On August 26 this paper, written by me with Rosie Fisher and Peter Lawrence from NCAR, was published in Biogeosciences! The 'in a nutshell' story is that I spent much of my time as a postdoc at NCAR trying to understand how the Community Land Model works with respect to drought deciduous phenology, and how it works in comparison with satellite data (using LAI3g from Zhu et al 2013). After lots of false starts, we found that the CLM lets plants in dry areas put on leaves even when it's super dry out because (massive simplification here) CLM assumes that there is always groundwater available everywhere, and this groundwater can move up to where plants can access it. IRL this is likely true in some places, not true in others, but without better soil moisture data (hello, SMAP satellite!), it's hard to say. What's important is that if dryland leaf phenology is weird, that has implications for the fire cycle, the carbon cycle, and, ultimately, the climate, so we should probably try to get a better handle on this remote corner of the CLM, though it is certainly not alone in that respect. One other key point of this paper is that this issue (anomalous dry season green up in CLM) would be really hard to uncover using a standard 'benchmarking' type of system, or even something like zonal means.
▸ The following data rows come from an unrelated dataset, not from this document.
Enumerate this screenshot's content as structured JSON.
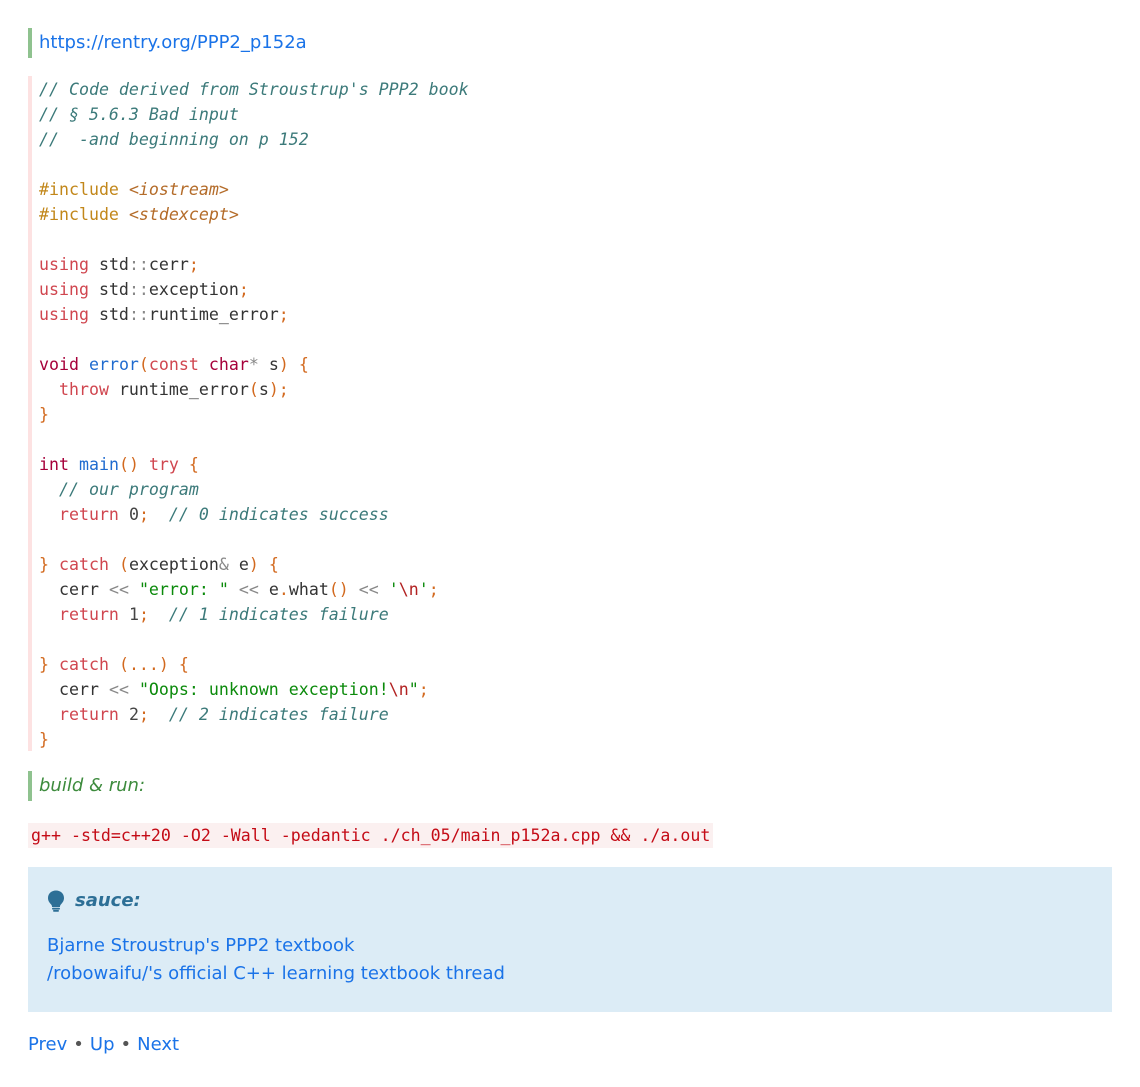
{
  "top_link": {
    "text": "https://rentry.org/PPP2_p152a"
  },
  "code": {
    "c1": "// Code derived from Stroustrup's PPP2 book",
    "c2": "// § 5.6.3 Bad input",
    "c3": "//  -and beginning on p 152",
    "include_kw": "#include",
    "inc1": "<iostream>",
    "inc2": "<stdexcept>",
    "using_kw": "using",
    "std_ns": "std",
    "scope": "::",
    "cerr": "cerr",
    "exception": "exception",
    "runtime_error": "runtime_error",
    "void_kw": "void",
    "error_fn": "error",
    "const_kw": "const",
    "char_kw": "char",
    "star": "*",
    "s": "s",
    "throw_kw": "throw",
    "int_kw": "int",
    "main_fn": "main",
    "try_kw": "try",
    "c_program": "// our program",
    "return_kw": "return",
    "n0": "0",
    "n1": "1",
    "n2": "2",
    "c_success": "// 0 indicates success",
    "catch_kw": "catch",
    "amp": "&",
    "e": "e",
    "shl": "<<",
    "str_error": "\"error: \"",
    "dot": ".",
    "what": "what",
    "newline_char_open": "'",
    "esc_n": "\\n",
    "c_fail1": "// 1 indicates failure",
    "ellipsis": "(...)",
    "str_oops_open": "\"Oops: unknown exception!",
    "str_close": "\"",
    "c_fail2": "// 2 indicates failure"
  },
  "build": {
    "label": "build & run:"
  },
  "command": "g++ -std=c++20 -O2 -Wall -pedantic ./ch_05/main_p152a.cpp && ./a.out",
  "tip": {
    "title": "sauce:",
    "icon": "lightbulb-icon",
    "links": [
      "Bjarne Stroustrup's PPP2 textbook",
      "/robowaifu/'s official C++ learning textbook thread"
    ]
  },
  "nav": {
    "prev": "Prev",
    "up": "Up",
    "next": "Next",
    "sep": "•"
  }
}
We actually had a hard time recognizing that this was serious until we looked at daily CLM output (CLM is usually output monthly, though it runs on a 30 minute timestep). I'm not going to summarize the paper too much here, go read it, it's Open Access, but there is more... because tiny maps in publications make me sad, and because I want people to use this paper to convince funders to fund their work (and mine!) I've posted all of the geotiffs used to make the map figures in the paper below (with permission from Biogeosciences and from Dr. Ranga Myneni for the LAI3g-derived maps). My vision is that if you study, say, Tanzania, you could, without too much heartache, download these figures, subset to your area of interest, and then include in a proposal or paper something like "See! We need more $ to study phenology in Tanzania because look how terribly this big important model does at predicting it!?"
I think that with relatively basic skills in GIS or R you should be able to download these and check them out. If you try it and have issues, please email me and I'll try to help. They're all on a grid from -180 to 180 longitude, -90 to 90 latitude, with a grid cell size of 1.25 by 0.9375. Enjoy!
Note, if you do use these, please make sure to cite my paper, Zhu et al 2013 (they're both OA), and Giglio et al 2013 for the fire data. Note that the LAI3g data is available at much higher resolution (1/12 degree), if you need it, as is the GFED4 fire data (0.25 degree).
Figure 1B - % cover of drought deciduous plants in CLM
Figure 6 = Avg. maximum annual LAI from 1982 to 2010 (so, I calculated the max for each year then took the mean of those 29 max values). I'm not providing the difference maps just to save space, but I'm happy to provide them if you don't want to make them yourself.
Figure 6A - LAI3g
Figure 6C - CLM4.5BGC
Figure 6E - CLM-MOD
Figure 7 = Mode # of peaks in each year in the three data sets, not including spots with an annual range of <1 LAI unit.
Figure 7A- LAI3g
Figure 7B - CLM4.5BGC
Figure 7C - CLM-MOD
Figure 8 = Point-wise correlations between the different data sets. Grid cells set to zero here = not significant.
Figure 8A - LAI3g & CLM4.5BGC
Figure 8B - LAI3g & CLM-MOD
Figure 9 = Looking at average burned area fraction per year in GFED4 and CLM.
Figure 9A - GFED4 - the data is from here.
Figure 9B - CLM4.5BGC
Figure 9C - CLM-MOD
ERSAM Lab Thoughts
This is where we occasionally post things that are not research, but more than 280 characters. If you want to know what we're working on now, this would be a good place to look. Code will be linked to here and posted on github.